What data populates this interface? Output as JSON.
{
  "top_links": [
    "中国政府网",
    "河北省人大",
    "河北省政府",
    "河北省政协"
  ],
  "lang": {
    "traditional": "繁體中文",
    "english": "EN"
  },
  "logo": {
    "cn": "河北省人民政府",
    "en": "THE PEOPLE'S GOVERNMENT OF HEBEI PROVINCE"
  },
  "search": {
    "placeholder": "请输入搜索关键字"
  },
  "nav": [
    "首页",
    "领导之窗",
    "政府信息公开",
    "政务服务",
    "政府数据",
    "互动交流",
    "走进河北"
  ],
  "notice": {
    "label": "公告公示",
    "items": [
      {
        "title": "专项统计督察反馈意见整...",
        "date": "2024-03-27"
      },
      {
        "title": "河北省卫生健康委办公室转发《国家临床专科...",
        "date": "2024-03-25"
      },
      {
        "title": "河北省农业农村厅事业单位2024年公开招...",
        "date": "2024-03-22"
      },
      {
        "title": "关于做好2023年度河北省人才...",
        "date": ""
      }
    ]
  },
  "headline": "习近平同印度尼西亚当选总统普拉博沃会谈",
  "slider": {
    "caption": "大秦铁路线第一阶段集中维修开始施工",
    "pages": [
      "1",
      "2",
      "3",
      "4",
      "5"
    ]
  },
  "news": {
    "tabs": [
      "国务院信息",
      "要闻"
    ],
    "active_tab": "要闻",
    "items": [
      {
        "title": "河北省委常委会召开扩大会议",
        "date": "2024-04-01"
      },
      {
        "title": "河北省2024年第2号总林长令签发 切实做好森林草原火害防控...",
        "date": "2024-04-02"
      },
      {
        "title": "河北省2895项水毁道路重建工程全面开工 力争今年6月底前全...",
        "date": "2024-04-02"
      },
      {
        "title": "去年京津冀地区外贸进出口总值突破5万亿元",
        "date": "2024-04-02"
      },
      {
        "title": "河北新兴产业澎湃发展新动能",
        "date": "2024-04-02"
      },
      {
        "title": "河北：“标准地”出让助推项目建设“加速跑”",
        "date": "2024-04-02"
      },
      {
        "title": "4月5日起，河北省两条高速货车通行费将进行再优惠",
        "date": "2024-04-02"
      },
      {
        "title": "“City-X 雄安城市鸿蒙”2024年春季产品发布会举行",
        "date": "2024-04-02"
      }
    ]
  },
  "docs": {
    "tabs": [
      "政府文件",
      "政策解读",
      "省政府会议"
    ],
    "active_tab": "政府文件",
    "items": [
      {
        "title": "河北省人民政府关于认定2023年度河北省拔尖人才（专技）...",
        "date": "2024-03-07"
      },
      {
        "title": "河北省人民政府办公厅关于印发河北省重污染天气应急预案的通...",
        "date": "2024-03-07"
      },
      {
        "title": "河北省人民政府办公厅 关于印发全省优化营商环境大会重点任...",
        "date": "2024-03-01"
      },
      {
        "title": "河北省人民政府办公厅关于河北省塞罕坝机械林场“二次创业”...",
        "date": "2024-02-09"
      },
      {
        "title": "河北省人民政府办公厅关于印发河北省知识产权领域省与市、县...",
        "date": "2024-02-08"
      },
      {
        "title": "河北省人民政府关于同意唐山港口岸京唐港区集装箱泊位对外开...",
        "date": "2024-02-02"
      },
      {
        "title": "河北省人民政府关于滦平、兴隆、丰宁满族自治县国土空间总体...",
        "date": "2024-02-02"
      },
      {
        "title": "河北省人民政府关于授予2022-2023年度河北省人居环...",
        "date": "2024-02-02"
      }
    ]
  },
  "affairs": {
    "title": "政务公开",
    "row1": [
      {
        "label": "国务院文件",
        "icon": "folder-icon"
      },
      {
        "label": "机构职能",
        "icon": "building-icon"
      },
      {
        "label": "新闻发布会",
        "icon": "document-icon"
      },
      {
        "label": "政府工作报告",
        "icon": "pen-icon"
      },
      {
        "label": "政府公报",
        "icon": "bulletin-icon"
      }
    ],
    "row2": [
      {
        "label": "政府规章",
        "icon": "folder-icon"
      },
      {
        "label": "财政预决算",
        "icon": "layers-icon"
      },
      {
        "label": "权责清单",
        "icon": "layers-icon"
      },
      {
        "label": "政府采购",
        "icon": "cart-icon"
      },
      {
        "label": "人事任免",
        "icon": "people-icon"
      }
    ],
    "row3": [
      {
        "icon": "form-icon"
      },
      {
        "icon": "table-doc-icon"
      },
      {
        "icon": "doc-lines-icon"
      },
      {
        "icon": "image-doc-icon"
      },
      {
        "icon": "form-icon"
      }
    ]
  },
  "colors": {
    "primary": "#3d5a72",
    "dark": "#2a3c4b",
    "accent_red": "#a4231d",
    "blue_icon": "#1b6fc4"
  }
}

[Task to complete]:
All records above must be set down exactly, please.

[Task response]:
What data populates this interface? Output as JSON.
{
  "top_links": [
    "中国政府网",
    "河北省人大",
    "河北省政府",
    "河北省政协"
  ],
  "lang": {
    "traditional": "繁體中文",
    "english": "EN"
  },
  "logo": {
    "cn": "河北省人民政府",
    "en": "THE PEOPLE'S GOVERNMENT OF HEBEI PROVINCE"
  },
  "search": {
    "placeholder": "请输入搜索关键字"
  },
  "nav": [
    "首页",
    "领导之窗",
    "政府信息公开",
    "政务服务",
    "政府数据",
    "互动交流",
    "走进河北"
  ],
  "notice": {
    "label": "公告公示",
    "items": [
      {
        "title": "专项统计督察反馈意见整...",
        "date": "2024-03-27"
      },
      {
        "title": "河北省卫生健康委办公室转发《国家临床专科...",
        "date": "2024-03-25"
      },
      {
        "title": "河北省农业农村厅事业单位2024年公开招...",
        "date": "2024-03-22"
      },
      {
        "title": "关于做好2023年度河北省人才...",
        "date": ""
      }
    ]
  },
  "headline": "习近平同印度尼西亚当选总统普拉博沃会谈",
  "slider": {
    "caption": "大秦铁路线第一阶段集中维修开始施工",
    "pages": [
      "1",
      "2",
      "3",
      "4",
      "5"
    ]
  },
  "news": {
    "tabs": [
      "国务院信息",
      "要闻"
    ],
    "active_tab": "要闻",
    "items": [
      {
        "title": "河北省委常委会召开扩大会议",
        "date": "2024-04-01"
      },
      {
        "title": "河北省2024年第2号总林长令签发 切实做好森林草原火害防控...",
        "date": "2024-04-02"
      },
      {
        "title": "河北省2895项水毁道路重建工程全面开工 力争今年6月底前全...",
        "date": "2024-04-02"
      },
      {
        "title": "去年京津冀地区外贸进出口总值突破5万亿元",
        "date": "2024-04-02"
      },
      {
        "title": "河北新兴产业澎湃发展新动能",
        "date": "2024-04-02"
      },
      {
        "title": "河北：“标准地”出让助推项目建设“加速跑”",
        "date": "2024-04-02"
      },
      {
        "title": "4月5日起，河北省两条高速货车通行费将进行再优惠",
        "date": "2024-04-02"
      },
      {
        "title": "“City-X 雄安城市鸿蒙”2024年春季产品发布会举行",
        "date": "2024-04-02"
      }
    ]
  },
  "docs": {
    "tabs": [
      "政府文件",
      "政策解读",
      "省政府会议"
    ],
    "active_tab": "政府文件",
    "items": [
      {
        "title": "河北省人民政府关于认定2023年度河北省拔尖人才（专技）...",
        "date": "2024-03-07"
      },
      {
        "title": "河北省人民政府办公厅关于印发河北省重污染天气应急预案的通...",
        "date": "2024-03-07"
      },
      {
        "title": "河北省人民政府办公厅 关于印发全省优化营商环境大会重点任...",
        "date": "2024-03-01"
      },
      {
        "title": "河北省人民政府办公厅关于河北省塞罕坝机械林场“二次创业”...",
        "date": "2024-02-09"
      },
      {
        "title": "河北省人民政府办公厅关于印发河北省知识产权领域省与市、县...",
        "date": "2024-02-08"
      },
      {
        "title": "河北省人民政府关于同意唐山港口岸京唐港区集装箱泊位对外开...",
        "date": "2024-02-02"
      },
      {
        "title": "河北省人民政府关于滦平、兴隆、丰宁满族自治县国土空间总体...",
        "date": "2024-02-02"
      },
      {
        "title": "河北省人民政府关于授予2022-2023年度河北省人居环...",
        "date": "2024-02-02"
      }
    ]
  },
  "affairs": {
    "title": "政务公开",
    "row1": [
      {
        "label": "国务院文件",
        "icon": "folder-icon"
      },
      {
        "label": "机构职能",
        "icon": "building-icon"
      },
      {
        "label": "新闻发布会",
        "icon": "document-icon"
      },
      {
        "label": "政府工作报告",
        "icon": "pen-icon"
      },
      {
        "label": "政府公报",
        "icon": "bulletin-icon"
      }
    ],
    "row2": [
      {
        "label": "政府规章",
        "icon": "folder-icon"
      },
      {
        "label": "财政预决算",
        "icon": "layers-icon"
      },
      {
        "label": "权责清单",
        "icon": "layers-icon"
      },
      {
        "label": "政府采购",
        "icon": "cart-icon"
      },
      {
        "label": "人事任免",
        "icon": "people-icon"
      }
    ],
    "row3": [
      {
        "icon": "form-icon"
      },
      {
        "icon": "table-doc-icon"
      },
      {
        "icon": "doc-lines-icon"
      },
      {
        "icon": "image-doc-icon"
      },
      {
        "icon": "form-icon"
      }
    ]
  },
  "colors": {
    "primary": "#3d5a72",
    "dark": "#2a3c4b",
    "accent_red": "#a4231d",
    "blue_icon": "#1b6fc4"
  }
}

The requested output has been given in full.